In this busy holiday season, many retail shops in New Jersey are looking to boost their sales and turn a profit. Many businesses do this by turning to the Internet. Using the Web, businesses can open their merchandise up to a wide variety of customers from around the world — far beyond what a traditional store can reach. However, with the Internet comes the possibility that other people and businesses will steal a company’s intellectual property.
The federal government takes this issue very seriously. Recently, federal officials seized 132 domain names for online stores selling counterfeit goods. These goods included knockoff cologne, sports jerseys, DVDs and other types of consumer goods. These businesses were prevented from operating on so-called Cyber Monday, when Americans spend around $1.5 billion online shopping.
This seizure came after an international investigation conducted by Homeland Security offices from around the United States, including the New Jersey office, and included agencies from around Europe. Much of the counterfeit items were manufactured in China.
The items in this case are protected by intellectual property laws. They may either be copyrighted material or be subject to patents. In either case, the owners of the intellectual property have a right to all profits made on these items. According to investigators in this case, when these laws are violated businesses can lose profits and ultimately jobs can be lost.
All businesses, especially those that have an online component, need to protect their intellectual property. In situations where a person or company wants to use another’s intellectual property or business concepts, agreements can be drafted so that the arrangement is profitable for everyone involved.

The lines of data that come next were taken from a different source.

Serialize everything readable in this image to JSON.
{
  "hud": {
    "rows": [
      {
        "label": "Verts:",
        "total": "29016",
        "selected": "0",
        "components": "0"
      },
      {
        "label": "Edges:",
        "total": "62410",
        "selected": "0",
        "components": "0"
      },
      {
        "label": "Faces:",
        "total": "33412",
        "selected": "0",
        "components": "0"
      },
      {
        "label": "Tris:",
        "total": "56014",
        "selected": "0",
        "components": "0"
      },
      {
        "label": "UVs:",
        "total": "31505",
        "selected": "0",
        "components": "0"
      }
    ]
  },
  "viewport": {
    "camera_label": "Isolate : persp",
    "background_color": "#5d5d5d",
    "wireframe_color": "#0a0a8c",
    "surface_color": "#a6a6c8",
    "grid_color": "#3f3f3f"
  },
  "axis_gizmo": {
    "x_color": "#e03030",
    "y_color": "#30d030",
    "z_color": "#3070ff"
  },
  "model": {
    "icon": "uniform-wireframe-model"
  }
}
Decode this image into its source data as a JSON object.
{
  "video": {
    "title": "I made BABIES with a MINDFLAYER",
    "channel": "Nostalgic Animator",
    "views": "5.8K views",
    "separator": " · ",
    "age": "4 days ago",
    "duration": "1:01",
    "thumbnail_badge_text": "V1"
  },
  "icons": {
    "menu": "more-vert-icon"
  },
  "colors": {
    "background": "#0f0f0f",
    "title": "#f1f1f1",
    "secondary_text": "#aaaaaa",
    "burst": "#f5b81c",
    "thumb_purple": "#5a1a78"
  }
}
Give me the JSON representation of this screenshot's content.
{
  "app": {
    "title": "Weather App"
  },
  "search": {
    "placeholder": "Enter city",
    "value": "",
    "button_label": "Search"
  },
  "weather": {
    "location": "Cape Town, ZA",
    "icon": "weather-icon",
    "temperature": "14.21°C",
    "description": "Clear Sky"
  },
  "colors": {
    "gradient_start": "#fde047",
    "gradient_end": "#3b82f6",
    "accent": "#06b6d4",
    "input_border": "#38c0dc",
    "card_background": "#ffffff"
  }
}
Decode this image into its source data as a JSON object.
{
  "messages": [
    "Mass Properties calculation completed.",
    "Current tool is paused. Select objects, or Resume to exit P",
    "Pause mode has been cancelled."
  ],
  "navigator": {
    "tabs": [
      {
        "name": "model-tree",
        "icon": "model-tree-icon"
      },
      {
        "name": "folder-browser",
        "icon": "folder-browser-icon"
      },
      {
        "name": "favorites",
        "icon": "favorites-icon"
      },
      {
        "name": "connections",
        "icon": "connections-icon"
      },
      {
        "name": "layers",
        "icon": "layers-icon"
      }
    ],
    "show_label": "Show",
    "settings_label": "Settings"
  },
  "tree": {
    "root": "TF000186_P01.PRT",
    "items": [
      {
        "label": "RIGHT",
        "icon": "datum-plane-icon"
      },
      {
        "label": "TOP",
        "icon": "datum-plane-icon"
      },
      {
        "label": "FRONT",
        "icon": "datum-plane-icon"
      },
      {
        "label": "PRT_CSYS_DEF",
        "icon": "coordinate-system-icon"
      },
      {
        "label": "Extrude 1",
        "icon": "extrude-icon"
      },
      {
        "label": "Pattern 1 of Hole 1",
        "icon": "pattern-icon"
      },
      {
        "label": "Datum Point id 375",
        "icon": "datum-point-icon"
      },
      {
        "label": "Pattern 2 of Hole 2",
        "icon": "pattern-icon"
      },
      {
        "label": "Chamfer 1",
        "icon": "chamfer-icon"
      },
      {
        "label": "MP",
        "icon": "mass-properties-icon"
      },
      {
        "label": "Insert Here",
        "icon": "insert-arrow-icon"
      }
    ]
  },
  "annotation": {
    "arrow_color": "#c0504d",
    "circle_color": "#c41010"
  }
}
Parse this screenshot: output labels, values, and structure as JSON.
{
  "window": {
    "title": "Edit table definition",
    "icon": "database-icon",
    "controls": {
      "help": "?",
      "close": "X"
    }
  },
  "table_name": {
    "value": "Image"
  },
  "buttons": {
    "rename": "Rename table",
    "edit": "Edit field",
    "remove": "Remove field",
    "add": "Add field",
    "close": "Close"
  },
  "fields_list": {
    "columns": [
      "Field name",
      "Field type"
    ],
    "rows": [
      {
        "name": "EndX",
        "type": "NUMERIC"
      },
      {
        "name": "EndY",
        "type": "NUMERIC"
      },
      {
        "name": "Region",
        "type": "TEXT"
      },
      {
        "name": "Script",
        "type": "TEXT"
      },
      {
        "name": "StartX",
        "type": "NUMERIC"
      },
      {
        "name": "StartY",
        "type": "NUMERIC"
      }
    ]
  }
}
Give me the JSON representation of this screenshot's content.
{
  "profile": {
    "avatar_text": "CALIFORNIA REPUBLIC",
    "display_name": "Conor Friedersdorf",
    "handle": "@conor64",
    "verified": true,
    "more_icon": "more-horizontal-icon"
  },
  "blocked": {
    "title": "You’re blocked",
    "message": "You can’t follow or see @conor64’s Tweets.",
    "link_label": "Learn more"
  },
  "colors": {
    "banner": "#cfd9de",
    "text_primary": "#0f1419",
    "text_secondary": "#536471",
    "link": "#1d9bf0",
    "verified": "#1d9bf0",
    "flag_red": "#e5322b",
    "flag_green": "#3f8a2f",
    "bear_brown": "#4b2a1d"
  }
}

Source: Asbury Park Press, “Feds seize 132 domain names to stop knockoff sales,” Carolyn Thompson, Nov. 26, 2012